Collective cell migration in tissues occurs throughout embryonic development, during wound healing, and in cancerous tumor invasion, yet most detailed knowledge of cell migration comes from single-cell studies. As single cells migrate, the shape of the cell body fluctuates dramatically through cyclic processes of extension, adhesion, and retraction, accompanied by erratic changes in migration direction. Within confluent cell layers, such subcellular motions must be coupled between neighbors, yet the influence of these subcellular motions on collective migration is not known. Here we study motion within a confluent epithelial cell sheet, simultaneously measuring collective migration and subcellular motions, covering a broad range of length scales, time scales, and cell densities. At large length scales and time scales collective migration slows as cell density rises, yet the fastest cells move in large, multicell groups whose scale grows with increasing cell density. This behavior has an intriguing analogy to dynamic heterogeneities found in particulate systems as they become more crowded and approach a glass transition. In addition we find a diminishing self-diffusivity of short-wavelength motions within the cell layer, and growing peaks in the vibrational density of states associated with cooperative cell-shape fluctuations. Both of these observations are also intriguingly reminiscent of a glass transition. Thus, these results provide a broad and suggestive analogy between cell motion within a confluent layer and the dynamics of supercooled colloidal and molecular fluids approaching a glass transition.

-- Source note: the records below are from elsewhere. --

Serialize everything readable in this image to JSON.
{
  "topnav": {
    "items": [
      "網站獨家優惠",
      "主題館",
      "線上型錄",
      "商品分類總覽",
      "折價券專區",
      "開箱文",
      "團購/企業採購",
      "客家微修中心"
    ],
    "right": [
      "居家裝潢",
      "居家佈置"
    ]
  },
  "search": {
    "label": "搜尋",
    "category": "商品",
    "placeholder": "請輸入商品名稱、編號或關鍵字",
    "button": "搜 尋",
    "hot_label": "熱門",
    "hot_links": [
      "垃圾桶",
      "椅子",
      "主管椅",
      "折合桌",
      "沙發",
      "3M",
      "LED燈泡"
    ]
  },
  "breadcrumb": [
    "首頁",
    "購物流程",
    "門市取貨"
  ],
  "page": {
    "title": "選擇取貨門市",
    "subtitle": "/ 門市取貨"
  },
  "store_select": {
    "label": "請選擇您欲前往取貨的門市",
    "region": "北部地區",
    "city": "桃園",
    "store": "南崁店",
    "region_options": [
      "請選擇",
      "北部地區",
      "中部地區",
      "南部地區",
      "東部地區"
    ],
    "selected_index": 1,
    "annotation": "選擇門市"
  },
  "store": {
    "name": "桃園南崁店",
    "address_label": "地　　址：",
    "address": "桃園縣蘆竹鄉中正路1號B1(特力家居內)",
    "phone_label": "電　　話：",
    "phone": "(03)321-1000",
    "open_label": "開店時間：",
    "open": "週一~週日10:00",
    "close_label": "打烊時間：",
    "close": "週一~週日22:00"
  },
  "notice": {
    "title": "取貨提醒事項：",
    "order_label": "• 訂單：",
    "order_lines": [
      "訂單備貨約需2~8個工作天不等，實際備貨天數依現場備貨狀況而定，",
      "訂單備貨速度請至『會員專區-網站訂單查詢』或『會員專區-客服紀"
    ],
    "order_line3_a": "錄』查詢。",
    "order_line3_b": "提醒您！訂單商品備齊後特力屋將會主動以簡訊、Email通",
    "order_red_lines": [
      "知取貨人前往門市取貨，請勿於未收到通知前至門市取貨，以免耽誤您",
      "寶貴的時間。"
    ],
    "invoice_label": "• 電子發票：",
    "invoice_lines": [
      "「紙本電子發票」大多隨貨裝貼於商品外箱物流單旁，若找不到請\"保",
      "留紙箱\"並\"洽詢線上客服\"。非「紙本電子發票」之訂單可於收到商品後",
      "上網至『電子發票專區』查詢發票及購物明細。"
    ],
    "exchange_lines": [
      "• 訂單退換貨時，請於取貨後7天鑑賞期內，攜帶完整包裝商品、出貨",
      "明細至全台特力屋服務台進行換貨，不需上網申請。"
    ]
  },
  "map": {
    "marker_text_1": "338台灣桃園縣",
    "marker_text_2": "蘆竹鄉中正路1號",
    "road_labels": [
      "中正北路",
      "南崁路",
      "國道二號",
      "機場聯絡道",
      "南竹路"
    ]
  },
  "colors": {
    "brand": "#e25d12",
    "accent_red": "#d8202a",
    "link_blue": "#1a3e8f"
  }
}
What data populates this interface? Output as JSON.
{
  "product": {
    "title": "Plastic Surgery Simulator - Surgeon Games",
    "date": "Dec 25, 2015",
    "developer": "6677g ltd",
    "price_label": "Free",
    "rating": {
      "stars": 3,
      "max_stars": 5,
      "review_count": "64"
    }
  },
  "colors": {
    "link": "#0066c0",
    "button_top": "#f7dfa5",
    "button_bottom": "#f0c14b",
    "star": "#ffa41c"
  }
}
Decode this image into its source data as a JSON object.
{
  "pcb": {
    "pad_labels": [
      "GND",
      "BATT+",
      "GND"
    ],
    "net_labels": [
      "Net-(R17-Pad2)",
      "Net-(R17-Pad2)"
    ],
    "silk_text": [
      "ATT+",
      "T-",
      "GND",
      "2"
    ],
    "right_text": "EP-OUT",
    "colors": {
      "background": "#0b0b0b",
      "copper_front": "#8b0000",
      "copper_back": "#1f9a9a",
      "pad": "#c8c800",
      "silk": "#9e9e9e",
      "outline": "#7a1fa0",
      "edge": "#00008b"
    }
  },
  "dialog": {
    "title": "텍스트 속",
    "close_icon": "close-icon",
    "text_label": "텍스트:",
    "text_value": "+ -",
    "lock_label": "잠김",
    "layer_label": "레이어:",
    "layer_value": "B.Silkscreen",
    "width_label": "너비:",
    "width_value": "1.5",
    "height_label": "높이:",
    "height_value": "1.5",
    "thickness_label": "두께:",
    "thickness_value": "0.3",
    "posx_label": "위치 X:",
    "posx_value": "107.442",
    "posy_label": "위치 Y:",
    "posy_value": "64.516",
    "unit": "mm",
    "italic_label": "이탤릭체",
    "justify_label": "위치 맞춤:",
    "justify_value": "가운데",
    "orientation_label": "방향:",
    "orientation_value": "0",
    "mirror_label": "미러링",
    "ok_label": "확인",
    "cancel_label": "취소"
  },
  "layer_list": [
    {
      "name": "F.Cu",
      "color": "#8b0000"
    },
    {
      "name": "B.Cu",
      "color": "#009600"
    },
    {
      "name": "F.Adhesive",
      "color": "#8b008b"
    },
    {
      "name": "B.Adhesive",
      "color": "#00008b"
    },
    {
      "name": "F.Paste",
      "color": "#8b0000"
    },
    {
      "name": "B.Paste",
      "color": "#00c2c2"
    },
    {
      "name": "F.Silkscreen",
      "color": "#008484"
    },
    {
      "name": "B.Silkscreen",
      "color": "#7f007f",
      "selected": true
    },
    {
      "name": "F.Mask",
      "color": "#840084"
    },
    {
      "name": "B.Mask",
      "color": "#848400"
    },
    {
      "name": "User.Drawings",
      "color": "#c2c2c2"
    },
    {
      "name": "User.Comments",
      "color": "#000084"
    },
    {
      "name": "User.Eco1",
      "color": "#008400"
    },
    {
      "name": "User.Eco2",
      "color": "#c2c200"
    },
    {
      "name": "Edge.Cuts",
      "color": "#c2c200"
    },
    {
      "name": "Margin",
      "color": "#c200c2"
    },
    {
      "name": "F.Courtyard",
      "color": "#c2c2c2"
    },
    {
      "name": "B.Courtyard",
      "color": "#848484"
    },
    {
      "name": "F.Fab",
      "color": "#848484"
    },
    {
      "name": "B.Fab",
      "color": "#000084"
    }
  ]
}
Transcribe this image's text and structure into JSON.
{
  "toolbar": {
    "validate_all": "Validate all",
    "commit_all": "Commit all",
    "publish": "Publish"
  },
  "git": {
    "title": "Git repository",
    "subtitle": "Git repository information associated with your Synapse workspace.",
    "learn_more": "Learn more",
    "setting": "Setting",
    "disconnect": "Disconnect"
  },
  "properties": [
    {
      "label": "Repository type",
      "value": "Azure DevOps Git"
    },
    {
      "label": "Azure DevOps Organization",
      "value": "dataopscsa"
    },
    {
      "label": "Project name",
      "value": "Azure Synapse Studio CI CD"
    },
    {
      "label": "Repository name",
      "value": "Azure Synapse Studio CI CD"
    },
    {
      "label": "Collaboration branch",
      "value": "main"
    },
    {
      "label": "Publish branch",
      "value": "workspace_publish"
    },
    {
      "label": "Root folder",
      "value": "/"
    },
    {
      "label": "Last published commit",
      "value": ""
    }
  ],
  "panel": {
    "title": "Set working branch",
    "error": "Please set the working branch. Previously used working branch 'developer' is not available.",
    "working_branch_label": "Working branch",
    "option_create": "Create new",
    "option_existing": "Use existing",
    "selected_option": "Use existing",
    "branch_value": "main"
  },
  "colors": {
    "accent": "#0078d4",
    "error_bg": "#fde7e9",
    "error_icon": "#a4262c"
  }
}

Keywords: Active matter, Cell mechanics, Jamming, Collective cell dynamics, Nonequilibrium